- Opening Delimiter -
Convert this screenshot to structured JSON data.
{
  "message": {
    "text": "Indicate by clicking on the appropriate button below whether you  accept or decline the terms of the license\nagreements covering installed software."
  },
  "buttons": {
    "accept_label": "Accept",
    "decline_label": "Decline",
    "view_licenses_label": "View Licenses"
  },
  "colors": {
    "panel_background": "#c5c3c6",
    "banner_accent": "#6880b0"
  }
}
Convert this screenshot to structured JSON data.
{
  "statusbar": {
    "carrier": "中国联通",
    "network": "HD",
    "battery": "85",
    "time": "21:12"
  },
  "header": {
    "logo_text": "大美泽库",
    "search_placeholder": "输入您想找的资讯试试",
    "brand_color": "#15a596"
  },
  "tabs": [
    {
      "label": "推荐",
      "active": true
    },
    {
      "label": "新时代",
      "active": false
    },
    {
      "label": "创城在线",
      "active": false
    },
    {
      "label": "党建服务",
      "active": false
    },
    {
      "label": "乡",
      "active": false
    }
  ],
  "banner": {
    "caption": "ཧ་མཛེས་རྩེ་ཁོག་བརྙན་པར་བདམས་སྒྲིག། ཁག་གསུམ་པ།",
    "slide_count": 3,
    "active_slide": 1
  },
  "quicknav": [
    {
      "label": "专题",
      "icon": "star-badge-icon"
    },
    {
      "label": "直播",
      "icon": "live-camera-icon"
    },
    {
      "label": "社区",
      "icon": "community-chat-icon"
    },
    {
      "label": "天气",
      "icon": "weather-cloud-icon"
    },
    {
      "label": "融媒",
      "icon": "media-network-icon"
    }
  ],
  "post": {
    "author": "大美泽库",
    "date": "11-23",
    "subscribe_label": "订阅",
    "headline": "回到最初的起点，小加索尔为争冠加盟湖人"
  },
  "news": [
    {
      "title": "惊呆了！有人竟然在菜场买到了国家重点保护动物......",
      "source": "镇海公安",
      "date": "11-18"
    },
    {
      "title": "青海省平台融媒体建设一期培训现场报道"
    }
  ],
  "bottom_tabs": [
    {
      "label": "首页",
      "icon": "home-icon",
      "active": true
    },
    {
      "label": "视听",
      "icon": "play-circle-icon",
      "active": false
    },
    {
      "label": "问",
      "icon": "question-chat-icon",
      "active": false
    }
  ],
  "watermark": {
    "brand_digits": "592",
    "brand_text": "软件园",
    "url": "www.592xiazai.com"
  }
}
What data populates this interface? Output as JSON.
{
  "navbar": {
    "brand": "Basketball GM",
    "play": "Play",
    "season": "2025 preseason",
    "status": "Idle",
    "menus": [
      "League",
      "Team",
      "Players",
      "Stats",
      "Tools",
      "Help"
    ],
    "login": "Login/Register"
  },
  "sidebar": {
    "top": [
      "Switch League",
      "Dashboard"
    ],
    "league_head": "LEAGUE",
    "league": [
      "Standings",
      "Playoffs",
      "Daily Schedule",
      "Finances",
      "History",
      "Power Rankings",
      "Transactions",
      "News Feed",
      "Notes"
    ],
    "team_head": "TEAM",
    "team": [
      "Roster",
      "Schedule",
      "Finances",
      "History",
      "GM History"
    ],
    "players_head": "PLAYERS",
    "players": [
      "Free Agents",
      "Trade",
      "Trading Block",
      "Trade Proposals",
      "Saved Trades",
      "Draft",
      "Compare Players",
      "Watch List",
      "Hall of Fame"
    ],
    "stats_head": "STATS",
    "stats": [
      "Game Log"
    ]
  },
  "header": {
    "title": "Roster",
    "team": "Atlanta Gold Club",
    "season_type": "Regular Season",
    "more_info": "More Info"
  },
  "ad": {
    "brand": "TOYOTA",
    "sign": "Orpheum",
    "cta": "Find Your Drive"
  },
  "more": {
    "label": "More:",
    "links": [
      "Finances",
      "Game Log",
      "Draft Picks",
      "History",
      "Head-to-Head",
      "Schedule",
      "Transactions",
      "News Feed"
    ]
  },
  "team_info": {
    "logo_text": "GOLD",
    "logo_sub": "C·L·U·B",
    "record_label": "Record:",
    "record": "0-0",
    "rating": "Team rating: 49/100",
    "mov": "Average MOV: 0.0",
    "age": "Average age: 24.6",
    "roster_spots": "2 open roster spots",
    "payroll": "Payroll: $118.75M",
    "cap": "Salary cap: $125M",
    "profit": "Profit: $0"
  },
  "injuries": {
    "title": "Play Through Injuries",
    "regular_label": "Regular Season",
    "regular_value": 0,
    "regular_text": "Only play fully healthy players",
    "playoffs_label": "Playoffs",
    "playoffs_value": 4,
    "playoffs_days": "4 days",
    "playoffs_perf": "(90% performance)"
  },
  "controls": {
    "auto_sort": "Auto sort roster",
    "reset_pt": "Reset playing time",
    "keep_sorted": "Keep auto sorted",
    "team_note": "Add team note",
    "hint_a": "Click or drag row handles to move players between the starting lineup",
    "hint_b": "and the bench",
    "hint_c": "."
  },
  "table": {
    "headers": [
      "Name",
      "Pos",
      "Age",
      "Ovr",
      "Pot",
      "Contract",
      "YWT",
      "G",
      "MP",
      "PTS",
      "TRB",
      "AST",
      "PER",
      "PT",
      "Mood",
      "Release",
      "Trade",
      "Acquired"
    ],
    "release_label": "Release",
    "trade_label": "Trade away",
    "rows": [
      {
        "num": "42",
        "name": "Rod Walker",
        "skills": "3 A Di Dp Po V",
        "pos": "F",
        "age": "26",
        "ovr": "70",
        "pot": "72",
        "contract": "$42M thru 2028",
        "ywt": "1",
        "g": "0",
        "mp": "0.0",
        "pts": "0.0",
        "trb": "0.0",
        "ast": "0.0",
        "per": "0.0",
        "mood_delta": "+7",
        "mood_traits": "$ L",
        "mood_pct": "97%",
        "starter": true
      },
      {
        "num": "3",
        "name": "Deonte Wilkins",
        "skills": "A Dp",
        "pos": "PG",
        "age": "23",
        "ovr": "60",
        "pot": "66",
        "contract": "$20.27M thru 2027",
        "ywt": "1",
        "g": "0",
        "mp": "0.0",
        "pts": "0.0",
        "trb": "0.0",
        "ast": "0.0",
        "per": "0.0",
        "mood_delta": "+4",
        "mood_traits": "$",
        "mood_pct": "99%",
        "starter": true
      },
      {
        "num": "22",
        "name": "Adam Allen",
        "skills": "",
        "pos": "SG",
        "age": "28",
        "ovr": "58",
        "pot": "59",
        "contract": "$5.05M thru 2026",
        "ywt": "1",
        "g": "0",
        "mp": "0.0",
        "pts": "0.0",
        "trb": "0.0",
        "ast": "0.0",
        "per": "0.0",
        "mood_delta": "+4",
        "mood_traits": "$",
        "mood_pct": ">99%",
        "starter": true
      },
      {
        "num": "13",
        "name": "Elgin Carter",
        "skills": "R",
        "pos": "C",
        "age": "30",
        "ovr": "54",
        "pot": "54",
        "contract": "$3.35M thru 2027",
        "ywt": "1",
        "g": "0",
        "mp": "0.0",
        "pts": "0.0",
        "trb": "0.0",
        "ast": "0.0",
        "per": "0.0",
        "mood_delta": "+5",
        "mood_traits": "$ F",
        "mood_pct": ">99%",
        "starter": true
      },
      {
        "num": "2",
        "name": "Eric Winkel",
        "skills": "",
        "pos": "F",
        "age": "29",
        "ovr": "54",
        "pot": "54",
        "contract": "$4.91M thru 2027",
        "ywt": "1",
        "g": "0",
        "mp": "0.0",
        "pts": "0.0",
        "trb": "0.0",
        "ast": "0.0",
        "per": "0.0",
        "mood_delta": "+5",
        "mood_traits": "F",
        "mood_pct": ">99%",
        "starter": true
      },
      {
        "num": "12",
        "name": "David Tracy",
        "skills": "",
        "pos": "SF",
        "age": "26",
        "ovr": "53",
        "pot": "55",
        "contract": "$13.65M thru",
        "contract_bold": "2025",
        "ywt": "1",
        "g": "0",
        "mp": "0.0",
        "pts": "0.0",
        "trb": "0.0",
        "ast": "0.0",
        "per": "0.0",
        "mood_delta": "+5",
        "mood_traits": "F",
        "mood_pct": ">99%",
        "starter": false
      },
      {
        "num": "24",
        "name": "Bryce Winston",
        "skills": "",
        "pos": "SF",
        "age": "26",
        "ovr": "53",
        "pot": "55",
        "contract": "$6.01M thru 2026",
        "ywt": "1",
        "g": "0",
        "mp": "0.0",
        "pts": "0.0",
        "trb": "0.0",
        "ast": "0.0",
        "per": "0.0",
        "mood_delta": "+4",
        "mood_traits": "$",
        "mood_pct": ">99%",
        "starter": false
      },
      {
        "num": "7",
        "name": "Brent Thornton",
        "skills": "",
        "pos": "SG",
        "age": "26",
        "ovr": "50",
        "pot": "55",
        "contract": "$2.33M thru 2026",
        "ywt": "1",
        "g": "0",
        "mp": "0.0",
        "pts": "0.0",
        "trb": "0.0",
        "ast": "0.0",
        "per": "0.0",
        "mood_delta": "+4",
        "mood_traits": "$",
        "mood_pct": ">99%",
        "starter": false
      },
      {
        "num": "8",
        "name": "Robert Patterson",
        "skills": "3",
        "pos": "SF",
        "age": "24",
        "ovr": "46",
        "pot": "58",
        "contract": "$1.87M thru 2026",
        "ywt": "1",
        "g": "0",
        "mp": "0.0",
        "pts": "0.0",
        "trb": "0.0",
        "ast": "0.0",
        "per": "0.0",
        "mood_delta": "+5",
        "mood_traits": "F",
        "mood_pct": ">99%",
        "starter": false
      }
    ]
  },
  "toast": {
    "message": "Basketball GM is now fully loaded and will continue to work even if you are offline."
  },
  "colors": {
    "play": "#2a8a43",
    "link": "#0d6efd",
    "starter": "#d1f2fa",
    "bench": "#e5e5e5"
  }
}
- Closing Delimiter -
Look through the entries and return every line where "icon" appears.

      "icon": "star-badge-icon"
      "icon": "live-camera-icon"
      "icon": "community-chat-icon"
      "icon": "weather-cloud-icon"
      "icon": "media-network-icon"
      "icon": "home-icon",
      "icon": "play-circle-icon",
      "icon": "question-chat-icon",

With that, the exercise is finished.